→ **Assignment**: Lines with "language" in them are to be located in the listing below and copied.
++++++++++++++++++++
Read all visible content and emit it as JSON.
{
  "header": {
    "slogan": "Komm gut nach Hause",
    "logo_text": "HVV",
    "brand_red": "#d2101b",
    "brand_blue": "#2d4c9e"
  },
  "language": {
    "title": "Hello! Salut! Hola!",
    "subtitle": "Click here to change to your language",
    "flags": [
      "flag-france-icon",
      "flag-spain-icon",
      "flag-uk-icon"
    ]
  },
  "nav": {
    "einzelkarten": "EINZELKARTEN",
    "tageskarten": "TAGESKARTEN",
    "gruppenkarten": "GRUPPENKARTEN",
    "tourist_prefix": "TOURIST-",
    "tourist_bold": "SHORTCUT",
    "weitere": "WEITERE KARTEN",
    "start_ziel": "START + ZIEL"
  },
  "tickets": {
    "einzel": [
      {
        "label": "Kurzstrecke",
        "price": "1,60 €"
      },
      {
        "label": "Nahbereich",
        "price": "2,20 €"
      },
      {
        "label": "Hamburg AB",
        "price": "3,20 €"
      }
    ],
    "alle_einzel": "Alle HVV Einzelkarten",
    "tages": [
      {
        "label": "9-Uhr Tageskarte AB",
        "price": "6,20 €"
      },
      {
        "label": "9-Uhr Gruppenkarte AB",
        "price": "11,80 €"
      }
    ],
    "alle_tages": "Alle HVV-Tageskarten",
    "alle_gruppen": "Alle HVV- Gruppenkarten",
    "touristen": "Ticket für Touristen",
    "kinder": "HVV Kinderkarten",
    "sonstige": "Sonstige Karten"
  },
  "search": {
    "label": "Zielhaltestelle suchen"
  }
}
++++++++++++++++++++
→ **Answer to this exercise**:
  "language": {
    "subtitle": "Click here to change to your language",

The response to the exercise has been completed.